You’ve seen this dialog box before, and now it’s time to examine it in detail because it provides the ultimate in formatting capability for any selected object. More important: You never have to remember how to access it because it’s always just a right-click away from any selected object.
As you can see, the first tab of the Format AutoShape dialog box gives you all colors and line options in one place. You can instantly do all of the things we just covered in the Drawing toolbar—with a right-click.
Figure 14.10 There are many more options available in the Format AutoShape dialog box.
When you click the Size tab in the Format AutoShape dialog box you can quickly alter the dimensions of the selected shape, as shown in Figure 14.11.
- Click the Preview button to see the effect.
- Click Lock Aspect Ratio to keep the dimensions
constant (not really necessary for a line).
- Click OK to implement the changes.
- Click Undo (or press Ctrl+Z) to start over.
Figure 14.11 The Size tab in the Format AutoShape dialog box enables you to quickly change the dimensions of the selected shape.
After you learn one of these option sets, you can easily work with a similar set for another feature.
If you notice the grayed-out (unavailable) tabs in this dialog box, they’re for Picture and Text Box. The options in the Format AutoShape dialog box are active only for the specific type of object you’ve selected.
With our rulers available on the horizontal and vertical margins, we might want to access the Position tab and use the options there to more precisely move an object from a corner (or center) to the rest of the slide (see Figure 14.12).
Alt text can also be used to provide hints about the graphics for disabled individuals. It can make Web graphics accessible to impaired visitors to a Web site who use screen readers or similar technology.
Figure 14.12 The Position tab of the Format AutoShape dialog box enables us to fix a selected object’s position numerically with respect to the vertical and horizontal rulers.
Let’s complete our overview of simple shapes by quickly adding some rectangles and ovals to our slide. The process is the same as it was for the line:
- Select the desired shape.
- Drag it out.
- Leave it selected to continue formatting.
- Begin typing to add some text (selection mode changes).
Draw a rectangle and an oval and add some text, as shown in Figure 14.13.
Figure 14.13 When you type to add text to an oval or rectangle or circle, the selection mode changes to enable you to format or edit the text (like a text box).
To format the oval itself (not the text), make sure that it is appropriately selected (see the preceding note). Now you can move the oval and take advantage of the Fill Color tool, as shown in Figure 14.14.
Figure 14.14 One useful option you have with the oval (or rectangle) is to make it empty (No Fill).
As you can see, all the line options we’ve already learned also work with the oval and rectangle (except, of course, the arrow styles).
If you select the rectangle (which has the default white fill color), you can use the Fill Color tool to select Fill Effects (refer to Figure 14.14), which gives you the familiar Fill Effects dialog box shown in Figure 14.15.

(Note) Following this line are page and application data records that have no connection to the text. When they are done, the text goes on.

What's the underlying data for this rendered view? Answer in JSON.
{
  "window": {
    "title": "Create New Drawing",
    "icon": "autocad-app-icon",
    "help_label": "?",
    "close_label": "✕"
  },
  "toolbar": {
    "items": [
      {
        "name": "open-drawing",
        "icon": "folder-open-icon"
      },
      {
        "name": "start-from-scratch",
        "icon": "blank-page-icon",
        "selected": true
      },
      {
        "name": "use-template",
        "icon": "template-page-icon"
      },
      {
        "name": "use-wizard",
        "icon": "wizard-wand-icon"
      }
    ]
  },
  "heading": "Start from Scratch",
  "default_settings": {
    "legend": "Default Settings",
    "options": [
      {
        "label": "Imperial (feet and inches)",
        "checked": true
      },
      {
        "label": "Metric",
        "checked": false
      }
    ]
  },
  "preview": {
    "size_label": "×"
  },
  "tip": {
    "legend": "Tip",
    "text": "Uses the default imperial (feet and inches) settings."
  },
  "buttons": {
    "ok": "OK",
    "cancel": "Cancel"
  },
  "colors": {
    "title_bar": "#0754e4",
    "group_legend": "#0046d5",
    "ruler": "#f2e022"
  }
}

Figure 14.15 The Fill Effects options inside the Fill Color tool enable you to apply a gradient, texture, pattern, or picture to the selected object.